After a lengthy break-up with the New York Times, I’ve started a relationship with the LA times and things are going swimmingly. I like the LA times and I really, despite my earlier prejudices, love LA. Me and the LA times spent the morning reading about bilingual education and closing the racial achievement gap. Brava LA times, brava!
Both articles address self-esteem as a critical factor for achievement. Unsurprisingly, students of color (who are the majority of English language learners) do drastically better on standardized tests when they are told or when they read about and believe in their potential to succeed. While this is common sense, it’s also just really sad. I mean if so much of the effects of racism could be addressed just be performing love, support, caring and building self-esteem on the daily, it’s really disheartening that we haven’t, as a culture, done that writ large. In fact, we, as a culture, do the opposite daily (read more about microaggressions here). I’m really glad that there are classrooms in our nation where this isn’t the case, but I’m disheartened by the fact that it’s not the case in every single classroom from California to the New York islands.

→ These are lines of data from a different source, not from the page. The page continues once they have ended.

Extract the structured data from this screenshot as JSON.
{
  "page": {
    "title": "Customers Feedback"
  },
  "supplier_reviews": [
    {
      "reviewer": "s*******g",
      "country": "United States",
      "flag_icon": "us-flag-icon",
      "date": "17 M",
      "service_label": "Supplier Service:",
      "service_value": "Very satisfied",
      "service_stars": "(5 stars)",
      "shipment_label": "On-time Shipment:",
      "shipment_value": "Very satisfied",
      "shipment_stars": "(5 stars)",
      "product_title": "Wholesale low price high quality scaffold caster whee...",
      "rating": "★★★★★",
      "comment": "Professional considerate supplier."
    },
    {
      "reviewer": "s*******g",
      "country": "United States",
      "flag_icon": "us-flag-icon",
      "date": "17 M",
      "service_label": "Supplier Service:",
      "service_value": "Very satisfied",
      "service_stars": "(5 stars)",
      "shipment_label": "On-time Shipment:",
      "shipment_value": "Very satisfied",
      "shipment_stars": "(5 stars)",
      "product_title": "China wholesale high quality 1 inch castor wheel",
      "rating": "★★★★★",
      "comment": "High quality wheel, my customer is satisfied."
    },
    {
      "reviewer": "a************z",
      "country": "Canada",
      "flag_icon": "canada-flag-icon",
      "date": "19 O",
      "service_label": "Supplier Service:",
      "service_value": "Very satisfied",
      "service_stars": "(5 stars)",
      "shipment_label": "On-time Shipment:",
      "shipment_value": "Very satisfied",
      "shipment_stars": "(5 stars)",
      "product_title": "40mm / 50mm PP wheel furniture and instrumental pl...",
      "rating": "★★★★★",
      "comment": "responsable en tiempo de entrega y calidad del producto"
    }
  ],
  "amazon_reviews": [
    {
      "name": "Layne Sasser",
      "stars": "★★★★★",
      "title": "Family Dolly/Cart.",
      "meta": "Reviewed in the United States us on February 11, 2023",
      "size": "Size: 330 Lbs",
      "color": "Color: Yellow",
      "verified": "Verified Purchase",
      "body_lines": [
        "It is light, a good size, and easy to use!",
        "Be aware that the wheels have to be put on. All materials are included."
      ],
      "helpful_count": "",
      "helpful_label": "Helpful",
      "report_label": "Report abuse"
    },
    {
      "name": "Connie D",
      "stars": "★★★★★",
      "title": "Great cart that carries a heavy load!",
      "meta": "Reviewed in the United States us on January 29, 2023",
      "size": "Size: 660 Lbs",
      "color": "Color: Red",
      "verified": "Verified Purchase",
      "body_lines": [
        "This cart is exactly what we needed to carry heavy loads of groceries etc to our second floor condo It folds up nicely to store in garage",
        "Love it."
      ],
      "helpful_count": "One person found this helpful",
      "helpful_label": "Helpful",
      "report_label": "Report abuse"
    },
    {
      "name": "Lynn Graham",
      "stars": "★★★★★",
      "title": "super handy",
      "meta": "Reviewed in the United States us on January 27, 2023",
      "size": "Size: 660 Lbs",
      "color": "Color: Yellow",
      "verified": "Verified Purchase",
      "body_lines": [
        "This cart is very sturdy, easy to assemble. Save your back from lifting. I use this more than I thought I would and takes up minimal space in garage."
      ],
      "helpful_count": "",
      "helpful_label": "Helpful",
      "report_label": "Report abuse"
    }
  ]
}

Let me just go on ahead and digress before I get too upset.
Teaching math in Spanish may very well come with cognitive advantages. The way that the concept of equal is expressed in Spanish may actually help students better understand how to solve for x when they learn algebra. The jury’s still out on the data here - but learning math is language based and research has shown that the structure of Chinese numbers makes it easy for students to learn base ten counting. Still, looking at language while controlling for economics, culture, gender, teacher education and all that jazz make finding an answer complicated and challenging. I mean, there’s a wide array of levels of achievement in Latin America, with Cuba at the top (so obviously it’s not all language). There’s also a lot of women (comparatively) teaching math in Cuba too. Anyway – my point is this – we already know that people learn better when their native language is respected and likewise their dignity is honored. So that alone justifies teaching math in Spanish (or whatever other language students speak). However let’s not stop there, let’s look at what might work specifically in Spanish and in English, giving students the linguistic and literacy skills to use both and the historical knowledge that folks of color can be and are brilliant mathematicians and students, cause apparently, that can make all the difference.